* What is expected *
Set down the entries below exactly as written.

* Record excerpts *
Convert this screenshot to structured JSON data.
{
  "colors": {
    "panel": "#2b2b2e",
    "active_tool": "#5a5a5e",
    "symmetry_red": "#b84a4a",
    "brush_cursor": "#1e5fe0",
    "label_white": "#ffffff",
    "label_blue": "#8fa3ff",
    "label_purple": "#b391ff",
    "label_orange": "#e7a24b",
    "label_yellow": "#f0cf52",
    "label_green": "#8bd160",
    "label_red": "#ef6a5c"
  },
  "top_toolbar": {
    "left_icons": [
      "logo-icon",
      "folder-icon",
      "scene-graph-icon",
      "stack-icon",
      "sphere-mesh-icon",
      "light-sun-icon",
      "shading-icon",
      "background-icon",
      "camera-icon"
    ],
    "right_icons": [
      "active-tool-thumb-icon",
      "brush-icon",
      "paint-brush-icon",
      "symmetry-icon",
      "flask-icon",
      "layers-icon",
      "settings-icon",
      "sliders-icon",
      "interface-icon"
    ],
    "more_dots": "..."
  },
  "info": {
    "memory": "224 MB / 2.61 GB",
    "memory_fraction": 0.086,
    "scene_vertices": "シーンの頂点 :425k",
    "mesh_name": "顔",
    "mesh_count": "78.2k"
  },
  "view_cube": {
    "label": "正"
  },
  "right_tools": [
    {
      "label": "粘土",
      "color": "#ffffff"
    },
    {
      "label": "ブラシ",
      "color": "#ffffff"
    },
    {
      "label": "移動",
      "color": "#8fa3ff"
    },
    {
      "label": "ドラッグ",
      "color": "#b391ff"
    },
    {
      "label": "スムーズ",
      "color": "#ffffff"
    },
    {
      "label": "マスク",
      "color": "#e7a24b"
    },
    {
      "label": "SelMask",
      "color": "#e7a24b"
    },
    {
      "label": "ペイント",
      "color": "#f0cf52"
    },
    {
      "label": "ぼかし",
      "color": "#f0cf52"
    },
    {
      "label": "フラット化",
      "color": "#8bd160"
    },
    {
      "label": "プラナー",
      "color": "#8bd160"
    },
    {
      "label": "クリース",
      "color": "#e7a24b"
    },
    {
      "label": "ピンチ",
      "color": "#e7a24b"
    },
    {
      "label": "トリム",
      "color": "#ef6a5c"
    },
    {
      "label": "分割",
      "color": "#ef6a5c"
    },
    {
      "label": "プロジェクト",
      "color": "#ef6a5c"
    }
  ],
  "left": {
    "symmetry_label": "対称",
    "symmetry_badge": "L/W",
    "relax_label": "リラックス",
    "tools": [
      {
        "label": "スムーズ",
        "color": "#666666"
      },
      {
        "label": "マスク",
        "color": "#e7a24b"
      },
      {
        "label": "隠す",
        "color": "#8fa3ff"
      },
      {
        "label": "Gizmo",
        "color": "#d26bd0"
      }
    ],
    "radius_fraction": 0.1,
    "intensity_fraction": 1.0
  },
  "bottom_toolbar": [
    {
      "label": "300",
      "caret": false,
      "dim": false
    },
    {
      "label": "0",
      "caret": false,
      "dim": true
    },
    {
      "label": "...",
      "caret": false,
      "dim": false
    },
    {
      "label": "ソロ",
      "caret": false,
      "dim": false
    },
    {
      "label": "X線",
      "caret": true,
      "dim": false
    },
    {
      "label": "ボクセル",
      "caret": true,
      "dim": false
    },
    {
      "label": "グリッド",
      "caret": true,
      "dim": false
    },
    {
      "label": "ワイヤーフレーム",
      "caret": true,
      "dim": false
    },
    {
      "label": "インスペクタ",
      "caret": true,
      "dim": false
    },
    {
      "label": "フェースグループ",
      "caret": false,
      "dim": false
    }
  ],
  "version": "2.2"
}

* Output below *
Convert this screenshot to structured JSON data.
{
  "colors": {
    "panel": "#2b2b2e",
    "active_tool": "#5a5a5e",
    "symmetry_red": "#b84a4a",
    "brush_cursor": "#1e5fe0",
    "label_white": "#ffffff",
    "label_blue": "#8fa3ff",
    "label_purple": "#b391ff",
    "label_orange": "#e7a24b",
    "label_yellow": "#f0cf52",
    "label_green": "#8bd160",
    "label_red": "#ef6a5c"
  },
  "top_toolbar": {
    "left_icons": [
      "logo-icon",
      "folder-icon",
      "scene-graph-icon",
      "stack-icon",
      "sphere-mesh-icon",
      "light-sun-icon",
      "shading-icon",
      "background-icon",
      "camera-icon"
    ],
    "right_icons": [
      "active-tool-thumb-icon",
      "brush-icon",
      "paint-brush-icon",
      "symmetry-icon",
      "flask-icon",
      "layers-icon",
      "settings-icon",
      "sliders-icon",
      "interface-icon"
    ],
    "more_dots": "..."
  },
  "info": {
    "memory": "224 MB / 2.61 GB",
    "memory_fraction": 0.086,
    "scene_vertices": "シーンの頂点 :425k",
    "mesh_name": "顔",
    "mesh_count": "78.2k"
  },
  "view_cube": {
    "label": "正"
  },
  "right_tools": [
    {
      "label": "粘土",
      "color": "#ffffff"
    },
    {
      "label": "ブラシ",
      "color": "#ffffff"
    },
    {
      "label": "移動",
      "color": "#8fa3ff"
    },
    {
      "label": "ドラッグ",
      "color": "#b391ff"
    },
    {
      "label": "スムーズ",
      "color": "#ffffff"
    },
    {
      "label": "マスク",
      "color": "#e7a24b"
    },
    {
      "label": "SelMask",
      "color": "#e7a24b"
    },
    {
      "label": "ペイント",
      "color": "#f0cf52"
    },
    {
      "label": "ぼかし",
      "color": "#f0cf52"
    },
    {
      "label": "フラット化",
      "color": "#8bd160"
    },
    {
      "label": "プラナー",
      "color": "#8bd160"
    },
    {
      "label": "クリース",
      "color": "#e7a24b"
    },
    {
      "label": "ピンチ",
      "color": "#e7a24b"
    },
    {
      "label": "トリム",
      "color": "#ef6a5c"
    },
    {
      "label": "分割",
      "color": "#ef6a5c"
    },
    {
      "label": "プロジェクト",
      "color": "#ef6a5c"
    }
  ],
  "left": {
    "symmetry_label": "対称",
    "symmetry_badge": "L/W",
    "relax_label": "リラックス",
    "tools": [
      {
        "label": "スムーズ",
        "color": "#666666"
      },
      {
        "label": "マスク",
        "color": "#e7a24b"
      },
      {
        "label": "隠す",
        "color": "#8fa3ff"
      },
      {
        "label": "Gizmo",
        "color": "#d26bd0"
      }
    ],
    "radius_fraction": 0.1,
    "intensity_fraction": 1.0
  },
  "bottom_toolbar": [
    {
      "label": "300",
      "caret": false,
      "dim": false
    },
    {
      "label": "0",
      "caret": false,
      "dim": true
    },
    {
      "label": "...",
      "caret": false,
      "dim": false
    },
    {
      "label": "ソロ",
      "caret": false,
      "dim": false
    },
    {
      "label": "X線",
      "caret": true,
      "dim": false
    },
    {
      "label": "ボクセル",
      "caret": true,
      "dim": false
    },
    {
      "label": "グリッド",
      "caret": true,
      "dim": false
    },
    {
      "label": "ワイヤーフレーム",
      "caret": true,
      "dim": false
    },
    {
      "label": "インスペクタ",
      "caret": true,
      "dim": false
    },
    {
      "label": "フェースグループ",
      "caret": false,
      "dim": false
    }
  ],
  "version": "2.2"
}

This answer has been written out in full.